#### Exercise aim
Output the listing exactly, leaving out no line.
*** Opening of Information supplied ***
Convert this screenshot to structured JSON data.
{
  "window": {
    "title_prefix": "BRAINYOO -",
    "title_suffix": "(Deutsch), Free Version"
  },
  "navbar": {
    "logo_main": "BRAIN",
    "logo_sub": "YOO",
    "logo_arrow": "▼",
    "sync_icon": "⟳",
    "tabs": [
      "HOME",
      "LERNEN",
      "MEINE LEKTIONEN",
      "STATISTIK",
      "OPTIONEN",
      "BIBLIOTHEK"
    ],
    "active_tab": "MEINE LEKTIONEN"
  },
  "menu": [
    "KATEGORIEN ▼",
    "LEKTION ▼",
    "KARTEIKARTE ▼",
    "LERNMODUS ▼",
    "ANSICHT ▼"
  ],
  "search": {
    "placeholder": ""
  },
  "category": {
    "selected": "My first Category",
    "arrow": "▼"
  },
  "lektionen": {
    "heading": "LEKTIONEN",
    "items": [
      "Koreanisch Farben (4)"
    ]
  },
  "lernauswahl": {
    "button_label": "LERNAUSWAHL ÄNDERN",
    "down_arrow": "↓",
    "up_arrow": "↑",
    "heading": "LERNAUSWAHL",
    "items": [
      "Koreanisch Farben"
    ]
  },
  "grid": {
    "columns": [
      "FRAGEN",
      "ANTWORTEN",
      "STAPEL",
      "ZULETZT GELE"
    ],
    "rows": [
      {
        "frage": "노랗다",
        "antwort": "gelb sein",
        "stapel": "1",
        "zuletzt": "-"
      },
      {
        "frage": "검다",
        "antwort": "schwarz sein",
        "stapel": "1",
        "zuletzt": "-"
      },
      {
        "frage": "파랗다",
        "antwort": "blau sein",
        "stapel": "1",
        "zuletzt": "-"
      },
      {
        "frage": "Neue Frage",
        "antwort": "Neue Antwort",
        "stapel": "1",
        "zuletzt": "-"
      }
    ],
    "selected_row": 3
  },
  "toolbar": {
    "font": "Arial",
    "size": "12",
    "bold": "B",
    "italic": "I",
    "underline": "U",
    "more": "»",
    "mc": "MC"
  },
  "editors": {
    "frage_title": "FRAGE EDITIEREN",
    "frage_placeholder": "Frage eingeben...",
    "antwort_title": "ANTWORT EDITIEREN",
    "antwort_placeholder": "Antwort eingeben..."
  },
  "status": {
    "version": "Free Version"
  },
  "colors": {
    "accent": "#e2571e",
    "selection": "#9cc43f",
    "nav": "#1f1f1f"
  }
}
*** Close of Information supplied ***
#### Task result
Convert this screenshot to structured JSON data.
{
  "window": {
    "title_prefix": "BRAINYOO -",
    "title_suffix": "(Deutsch), Free Version"
  },
  "navbar": {
    "logo_main": "BRAIN",
    "logo_sub": "YOO",
    "logo_arrow": "▼",
    "sync_icon": "⟳",
    "tabs": [
      "HOME",
      "LERNEN",
      "MEINE LEKTIONEN",
      "STATISTIK",
      "OPTIONEN",
      "BIBLIOTHEK"
    ],
    "active_tab": "MEINE LEKTIONEN"
  },
  "menu": [
    "KATEGORIEN ▼",
    "LEKTION ▼",
    "KARTEIKARTE ▼",
    "LERNMODUS ▼",
    "ANSICHT ▼"
  ],
  "search": {
    "placeholder": ""
  },
  "category": {
    "selected": "My first Category",
    "arrow": "▼"
  },
  "lektionen": {
    "heading": "LEKTIONEN",
    "items": [
      "Koreanisch Farben (4)"
    ]
  },
  "lernauswahl": {
    "button_label": "LERNAUSWAHL ÄNDERN",
    "down_arrow": "↓",
    "up_arrow": "↑",
    "heading": "LERNAUSWAHL",
    "items": [
      "Koreanisch Farben"
    ]
  },
  "grid": {
    "columns": [
      "FRAGEN",
      "ANTWORTEN",
      "STAPEL",
      "ZULETZT GELE"
    ],
    "rows": [
      {
        "frage": "노랗다",
        "antwort": "gelb sein",
        "stapel": "1",
        "zuletzt": "-"
      },
      {
        "frage": "검다",
        "antwort": "schwarz sein",
        "stapel": "1",
        "zuletzt": "-"
      },
      {
        "frage": "파랗다",
        "antwort": "blau sein",
        "stapel": "1",
        "zuletzt": "-"
      },
      {
        "frage": "Neue Frage",
        "antwort": "Neue Antwort",
        "stapel": "1",
        "zuletzt": "-"
      }
    ],
    "selected_row": 3
  },
  "toolbar": {
    "font": "Arial",
    "size": "12",
    "bold": "B",
    "italic": "I",
    "underline": "U",
    "more": "»",
    "mc": "MC"
  },
  "editors": {
    "frage_title": "FRAGE EDITIEREN",
    "frage_placeholder": "Frage eingeben...",
    "antwort_title": "ANTWORT EDITIEREN",
    "antwort_placeholder": "Antwort eingeben..."
  },
  "status": {
    "version": "Free Version"
  },
  "colors": {
    "accent": "#e2571e",
    "selection": "#9cc43f",
    "nav": "#1f1f1f"
  }
}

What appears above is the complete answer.